There wasn’t a lot to distinguish one lousy season from another, one underwhelming game from the next. There really wasn’t a lot of reason to believe it would ever end.
Those tailgates Kansas City is so famous for and the sense of community they harvested within the fanbase is a lot of what kept people going for so long. It became its own community, in a lot of ways the closest thing professional football had to a college environment.
It’s hard to justify driving two hours each way to watch a football team on the way to another 6-10 season, but it’s easy when you know three of your friends from college are waiting for you in the parking lot with a drink and a new story to tell about life at home. It’s not two decades of futile football without seeing a single playoff win, it’s two decades of making memories with the people you care about most.
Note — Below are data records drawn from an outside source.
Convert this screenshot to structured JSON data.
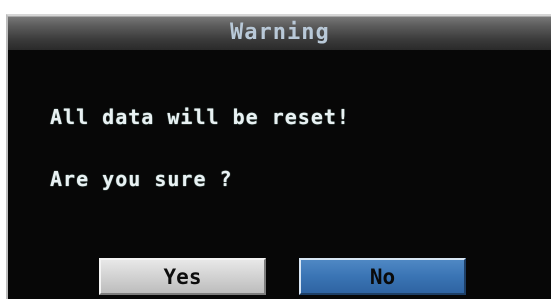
{
  "dialog": {
    "title": "Warning",
    "message": "All data will be reset!",
    "question": "Are you sure ?",
    "buttons": {
      "yes_label": "Yes",
      "no_label": "No"
    }
  },
  "colors": {
    "dialog_background": "#070707",
    "title_text": "#b9c9d8",
    "message_text": "#e9f1f3",
    "yes_button": "#d2d2d2",
    "no_button_selected": "#3a74b4"
  }
}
It’s meeting a total stranger at the game in week 1 and becoming good enough friends to send them a Christmas gift by week 16.
At some point, all of it morphed into the same experience. The tailgates and the games rolled into one, all becoming a piece of the Kansas City football experience. It was perfect that the Chiefs celebrated making it back to the Super Bowl there, as fireworks went off in those lots after the AFC Championship Game.
It was where so many hopes were crushed. The space where people returned to after so many of those defeats. Just last year, a dejected fanbase retreated to those lots after Tom Brady led an overtime drive that snatched the Lamar Hunt Trophy and a trip to the Super Bowl away. And for all the people who wondered silently and aloud “Are we every going to get there?” on that night and so many others, Sunday night’s win was a gateway to stop asking those questions and to no longer negatively reflect on those losses.
They never have to think about the No Punt Game. They don’t have to wonder why the offense almost magically stopped scoring points in seemingly every playoff game during the 90s and 00s. There is no longer any need to question if a 38-10 or 21-3 lead in a playoff game is safe. Long drives out of Arrowhead Stadium on frigid Sunday evenings will no longer be spent doubting if the franchise will ever reach the height of that day in 1970 again.
And most of all, they will never, ever have to wonder what a Super Bowl parade in Kansas City would look like.